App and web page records
....

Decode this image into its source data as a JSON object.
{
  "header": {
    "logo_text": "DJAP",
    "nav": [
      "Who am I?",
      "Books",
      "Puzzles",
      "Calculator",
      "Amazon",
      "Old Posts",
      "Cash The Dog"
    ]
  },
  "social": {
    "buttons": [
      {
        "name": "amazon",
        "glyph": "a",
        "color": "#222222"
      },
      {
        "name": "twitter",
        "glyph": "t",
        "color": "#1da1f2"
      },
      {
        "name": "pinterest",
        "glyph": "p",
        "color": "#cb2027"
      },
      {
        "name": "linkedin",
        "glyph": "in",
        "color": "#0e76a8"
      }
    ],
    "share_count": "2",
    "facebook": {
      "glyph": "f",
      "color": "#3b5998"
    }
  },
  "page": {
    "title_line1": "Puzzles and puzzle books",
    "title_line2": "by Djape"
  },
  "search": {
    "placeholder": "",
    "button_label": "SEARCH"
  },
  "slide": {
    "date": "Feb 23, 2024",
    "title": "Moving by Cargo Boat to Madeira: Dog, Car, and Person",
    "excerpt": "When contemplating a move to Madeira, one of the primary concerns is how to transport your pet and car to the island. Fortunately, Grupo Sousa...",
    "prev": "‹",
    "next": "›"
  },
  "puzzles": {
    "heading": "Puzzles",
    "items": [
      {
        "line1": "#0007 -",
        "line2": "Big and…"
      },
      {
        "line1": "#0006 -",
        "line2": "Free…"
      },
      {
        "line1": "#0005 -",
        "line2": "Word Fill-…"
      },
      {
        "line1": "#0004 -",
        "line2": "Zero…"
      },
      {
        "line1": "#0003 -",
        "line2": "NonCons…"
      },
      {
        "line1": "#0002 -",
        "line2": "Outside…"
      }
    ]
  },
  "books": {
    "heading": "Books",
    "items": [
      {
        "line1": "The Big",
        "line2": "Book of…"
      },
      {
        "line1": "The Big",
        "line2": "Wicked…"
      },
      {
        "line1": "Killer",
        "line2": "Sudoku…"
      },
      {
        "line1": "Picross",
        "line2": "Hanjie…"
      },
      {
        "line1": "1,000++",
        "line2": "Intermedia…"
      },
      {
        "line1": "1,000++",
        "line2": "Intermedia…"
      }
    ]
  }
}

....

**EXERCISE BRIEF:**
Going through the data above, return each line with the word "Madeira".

**WRITTEN ANSWER:**
    "title": "Moving by Cargo Boat to Madeira: Dog, Car, and Person",
    "excerpt": "When contemplating a move to Madeira, one of the primary concerns is how to transport your pet and car to the island. Fortunately, Grupo Sousa...",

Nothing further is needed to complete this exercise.